The Future of Gravitational Wave Astronomy - Scientific American

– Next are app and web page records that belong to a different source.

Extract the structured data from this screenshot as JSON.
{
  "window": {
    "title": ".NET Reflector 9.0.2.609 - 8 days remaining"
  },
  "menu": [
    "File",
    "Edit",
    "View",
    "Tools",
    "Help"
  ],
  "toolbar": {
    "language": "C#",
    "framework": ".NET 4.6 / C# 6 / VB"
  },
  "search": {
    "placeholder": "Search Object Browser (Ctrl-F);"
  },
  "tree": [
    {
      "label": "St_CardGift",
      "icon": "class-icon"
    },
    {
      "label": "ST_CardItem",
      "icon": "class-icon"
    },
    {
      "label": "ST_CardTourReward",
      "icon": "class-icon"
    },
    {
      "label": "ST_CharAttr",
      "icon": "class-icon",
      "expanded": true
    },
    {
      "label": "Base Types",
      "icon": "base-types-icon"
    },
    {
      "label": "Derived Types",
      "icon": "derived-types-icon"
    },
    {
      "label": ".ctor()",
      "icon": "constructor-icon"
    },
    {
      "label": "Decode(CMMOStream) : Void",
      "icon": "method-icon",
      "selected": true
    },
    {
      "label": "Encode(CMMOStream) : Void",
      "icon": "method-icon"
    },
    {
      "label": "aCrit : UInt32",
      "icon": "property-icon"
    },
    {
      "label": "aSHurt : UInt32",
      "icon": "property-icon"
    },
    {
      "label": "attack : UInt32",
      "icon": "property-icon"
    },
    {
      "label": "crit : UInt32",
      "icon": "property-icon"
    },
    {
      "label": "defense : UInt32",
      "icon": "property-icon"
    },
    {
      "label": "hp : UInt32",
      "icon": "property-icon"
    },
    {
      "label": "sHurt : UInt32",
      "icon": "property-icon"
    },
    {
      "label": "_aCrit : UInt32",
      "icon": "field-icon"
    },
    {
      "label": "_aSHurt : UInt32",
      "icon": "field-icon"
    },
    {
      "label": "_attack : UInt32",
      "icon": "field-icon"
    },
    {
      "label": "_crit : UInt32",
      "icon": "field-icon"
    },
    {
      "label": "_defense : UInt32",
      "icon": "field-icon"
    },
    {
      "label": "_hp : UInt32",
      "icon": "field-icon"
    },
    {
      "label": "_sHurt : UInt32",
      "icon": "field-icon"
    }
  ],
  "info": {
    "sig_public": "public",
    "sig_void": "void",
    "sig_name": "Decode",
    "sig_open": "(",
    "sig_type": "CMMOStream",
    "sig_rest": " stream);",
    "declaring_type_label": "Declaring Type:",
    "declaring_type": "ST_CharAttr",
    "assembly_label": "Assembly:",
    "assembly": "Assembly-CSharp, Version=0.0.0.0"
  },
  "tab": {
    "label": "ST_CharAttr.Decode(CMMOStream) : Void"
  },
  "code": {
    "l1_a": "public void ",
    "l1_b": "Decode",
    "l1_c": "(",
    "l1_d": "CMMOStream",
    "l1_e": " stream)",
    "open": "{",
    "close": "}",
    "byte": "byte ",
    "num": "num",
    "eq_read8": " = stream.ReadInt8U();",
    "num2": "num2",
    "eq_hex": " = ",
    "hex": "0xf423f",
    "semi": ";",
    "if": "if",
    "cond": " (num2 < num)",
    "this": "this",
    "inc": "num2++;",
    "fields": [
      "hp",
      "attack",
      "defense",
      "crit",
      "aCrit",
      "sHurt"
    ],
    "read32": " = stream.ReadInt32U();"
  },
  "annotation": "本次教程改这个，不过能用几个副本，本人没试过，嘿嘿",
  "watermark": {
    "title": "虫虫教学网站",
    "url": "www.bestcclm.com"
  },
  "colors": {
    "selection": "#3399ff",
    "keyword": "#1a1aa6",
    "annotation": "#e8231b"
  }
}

- A century ago, when Albert Einstein first predicted the existence of gravitational wavesâ€”subtle ripples in spacetime produced by massive objects hurtling through the cosmosâ€”he also guessed they could not ever be seen. Though the echoes of distant celestial symphonies must ripple through the very fabric of reality, Einstein thought their ethereal harmonies were destined to remain eternally unheard.On Thursday, scientists using the Laser Interferometer Gravitational-wave Observatory (LIGO) proved Einstein both right and wrong, announcing their detection of the first note in a cosmic symphony he predicted no one would ever hear. It was a burbling chirp of gravitational waves produced by the cataclysmic birth of a black hole from the merger of two smaller ones. Emitted in a distant galaxy when multicellular life was just beginning to populate the Earth, the waves traveled at the speed of light for more than a billion years to at last wash over our planet last September, taking just seven milliseconds to traverse the distance between LIGOâ€™s twin listening stations in Louisiana and Washington State.
From X Isle